Extracted information: Begin

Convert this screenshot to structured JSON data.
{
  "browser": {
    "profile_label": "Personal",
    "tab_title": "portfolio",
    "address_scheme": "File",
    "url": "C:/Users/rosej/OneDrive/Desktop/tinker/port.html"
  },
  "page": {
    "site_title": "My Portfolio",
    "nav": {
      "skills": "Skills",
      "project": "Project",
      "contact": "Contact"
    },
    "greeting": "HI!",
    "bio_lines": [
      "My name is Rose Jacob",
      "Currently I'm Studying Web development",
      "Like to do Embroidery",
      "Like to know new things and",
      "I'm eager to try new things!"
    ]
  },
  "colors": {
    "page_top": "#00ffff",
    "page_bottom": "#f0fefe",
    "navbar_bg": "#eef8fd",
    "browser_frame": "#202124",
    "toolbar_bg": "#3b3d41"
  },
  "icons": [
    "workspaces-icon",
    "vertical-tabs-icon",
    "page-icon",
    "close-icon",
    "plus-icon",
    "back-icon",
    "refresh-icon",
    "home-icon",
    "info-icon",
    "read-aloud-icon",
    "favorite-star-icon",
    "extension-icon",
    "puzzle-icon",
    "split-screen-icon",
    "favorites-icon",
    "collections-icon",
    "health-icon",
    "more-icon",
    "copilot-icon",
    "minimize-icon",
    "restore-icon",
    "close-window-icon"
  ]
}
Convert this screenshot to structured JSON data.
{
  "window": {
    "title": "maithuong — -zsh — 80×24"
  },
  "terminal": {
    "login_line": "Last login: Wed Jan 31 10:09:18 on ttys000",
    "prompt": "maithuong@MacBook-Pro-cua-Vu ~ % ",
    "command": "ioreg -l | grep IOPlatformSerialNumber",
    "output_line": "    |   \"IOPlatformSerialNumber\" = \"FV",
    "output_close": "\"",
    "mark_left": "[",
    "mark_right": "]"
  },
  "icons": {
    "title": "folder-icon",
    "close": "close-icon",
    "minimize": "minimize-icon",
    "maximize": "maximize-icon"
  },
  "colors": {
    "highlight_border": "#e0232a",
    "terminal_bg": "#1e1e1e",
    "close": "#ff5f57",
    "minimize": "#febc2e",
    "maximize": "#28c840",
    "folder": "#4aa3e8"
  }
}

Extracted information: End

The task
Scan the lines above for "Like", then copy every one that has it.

Result
      "Like to do Embroidery",
      "Like to know new things and",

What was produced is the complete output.